Water takes a lot of energy to heat up. If you’d like evidence of this, simply jump into a 50° F swimming pool on Memorial Day. Despite the difficulty of heating water, that simple act accounts for a lot of industrial processes. From cooking a steak to running a nuclear reactor, there isn’t much that doesn’t involve heating water.

[Tom Murphy], Physics prof at UCSD decided to test out exactly how efficiently he could boil water. Armed with a gas stove, electric kettle, microwave, and a neat laser pointer/photodiode setup on his gas meter to measure consumption, he calculated exactly how much energy he was using to make a cup of tea.

The final numbers from [Tom]‘s experiment revealed that a gas stove – using a pot with and without a lid on large and small burners – was about 20% efficient. A gas-powered hot water heater was much better at 55% efficiency, but the microwave and electric kettle had a miserable efficiencies of around 15 and 25%, respectively. There is a reason for the terrible inefficiency of using electricity to heat water; if only the power from the wall is considered, the electric kettle put 80% of energy consumed directly into the water. Because the electricity has to come from somewhere, usually a fossil-fueled power plant that operates at around 30% efficiency, the electric kettle method of turning dinosaurs into hot water is only about 25% efficient.
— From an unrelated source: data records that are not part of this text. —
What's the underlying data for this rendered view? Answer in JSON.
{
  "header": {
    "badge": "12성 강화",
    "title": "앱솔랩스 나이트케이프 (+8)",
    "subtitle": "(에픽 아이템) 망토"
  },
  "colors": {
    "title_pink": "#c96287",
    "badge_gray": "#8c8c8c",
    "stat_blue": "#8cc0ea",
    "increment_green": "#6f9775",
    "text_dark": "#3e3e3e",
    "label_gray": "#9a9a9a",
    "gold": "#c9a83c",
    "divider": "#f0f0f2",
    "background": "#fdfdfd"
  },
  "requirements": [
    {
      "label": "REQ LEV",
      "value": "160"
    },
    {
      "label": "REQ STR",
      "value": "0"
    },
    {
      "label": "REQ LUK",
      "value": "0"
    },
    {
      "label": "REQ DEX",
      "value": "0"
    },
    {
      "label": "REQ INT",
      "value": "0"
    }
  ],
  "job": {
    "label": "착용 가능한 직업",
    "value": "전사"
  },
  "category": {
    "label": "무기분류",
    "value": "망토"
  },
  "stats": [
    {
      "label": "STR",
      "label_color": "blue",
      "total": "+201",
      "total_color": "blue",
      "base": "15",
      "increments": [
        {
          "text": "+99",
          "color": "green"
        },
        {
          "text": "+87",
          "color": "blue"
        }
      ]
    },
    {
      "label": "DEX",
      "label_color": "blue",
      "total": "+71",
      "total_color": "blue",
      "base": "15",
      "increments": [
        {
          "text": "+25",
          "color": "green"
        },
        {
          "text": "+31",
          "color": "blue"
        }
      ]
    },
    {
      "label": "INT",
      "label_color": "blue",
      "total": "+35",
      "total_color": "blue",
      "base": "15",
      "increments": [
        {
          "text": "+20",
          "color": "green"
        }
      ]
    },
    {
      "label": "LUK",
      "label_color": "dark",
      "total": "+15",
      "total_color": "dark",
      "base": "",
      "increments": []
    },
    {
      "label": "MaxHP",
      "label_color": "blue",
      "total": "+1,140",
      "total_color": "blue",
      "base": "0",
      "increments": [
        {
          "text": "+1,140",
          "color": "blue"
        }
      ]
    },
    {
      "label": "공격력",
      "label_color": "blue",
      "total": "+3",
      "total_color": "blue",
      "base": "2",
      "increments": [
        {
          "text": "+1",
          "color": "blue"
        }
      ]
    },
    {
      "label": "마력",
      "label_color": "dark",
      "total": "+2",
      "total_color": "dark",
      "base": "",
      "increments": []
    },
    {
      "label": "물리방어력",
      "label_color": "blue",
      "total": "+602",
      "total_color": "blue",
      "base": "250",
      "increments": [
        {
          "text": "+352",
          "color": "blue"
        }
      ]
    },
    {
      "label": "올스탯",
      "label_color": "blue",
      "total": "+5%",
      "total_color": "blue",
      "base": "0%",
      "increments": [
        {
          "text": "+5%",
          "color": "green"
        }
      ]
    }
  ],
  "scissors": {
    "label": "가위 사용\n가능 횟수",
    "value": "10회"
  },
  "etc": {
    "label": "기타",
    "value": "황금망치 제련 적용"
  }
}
The take-home from this is there’s a lot of power being wasted every time you run a bath, make some coffee, or wash the dishes. We would all do better by decreasing how much energy we use, much like [Tom]‘s efforts in using 5 times less power than his neighbor. Awesome job, [Tom].

Floating sensor networks

These cool looking little bots are part of a fleet of floating water sensors built by The Lagrangian Sensor Systems Laboratory (LSSL) at UC Berkeley, the Lawrence Berkeley National Laboratories (LBNL) and the California Department of Water Resources.

In an emergency such as a levee break, flood, or spill, they can be deployed to gather information in a way that is completely impossible with stationary sensors. These 17″ tall bots can steer with the help of their twin props and communicate water quality information back to the base via cellular communication and short wave radio. They describe the resulting data as being like a “google traffic map” showing speed, depth, and contamination of the water.

There’s a ton of detail on their site, including breakdowns of how the software and hardware are put together. There’s even a bit of the evolution of the hardware showing the abandoned previous models.